Scientist of the Day - Felix Dujardin
Felix Dujardin, a French invertebrate zoologist and microscopist, was born Apr. 5, 1801. Dujardin worked during what one might call the "golden age of infusoria," 1838-1850, when a number of observers turned their microscopes to what we now call Protozoa--those varied and tiny creatures like Volvox and Vorticella. The first book on the subject was Georg Ehrenberg’s Die Infusionsthierchen (1838), and Dujardin followed with his treatise, Historie naturelle des zoophytes, in 1841. Zoophyte was another 19th-century term--literally "animal plant"--for these microscopic forms of life. We exhibited Ehrenberg's book in our Grandeur of Life exhibition in 2009, and we planned to display Dujardin as well, but we ran out of room.
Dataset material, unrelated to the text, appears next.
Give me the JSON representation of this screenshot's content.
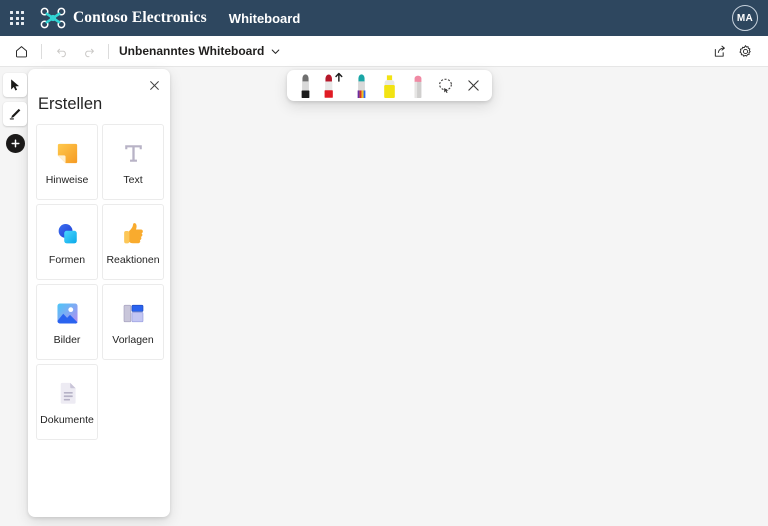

However, we shot a number of images of what Dujardin called “Rhizopoda”, yet another early term for Protozoa; these images are available online, and we show three of his plates above. I direct you to one (third image) that depicts, among other things, the tiny tardigrade, or "water bear". There are three figures on the plate, at bottom center and bottom right, of this 8-footed little wiggle-worm, and we also show a detail of this part of the plate (fourth image). Water bears were discovered back in 1773, but Dujardin has the first good images of these little beasties. A number of years ago, NPR’s Science Friday did a piece on tardigrade research at the University of North Carolina, and the UNC website still has the NPR segment (and several short videos) of water bears in action. Click on the arrows to start the bears moving. The tardigrade shown in the videos is named Hypsibius dujardini, in honor of our Scientist of the Day.
Dr. William B. Ashworth, Jr., Consultant for the History of Science, Linda Hall Library and Associate Professor, Department of History, University of Missouri-Kansas City. Comments or corrections are welcome; please direct to firstname.lastname@example.org.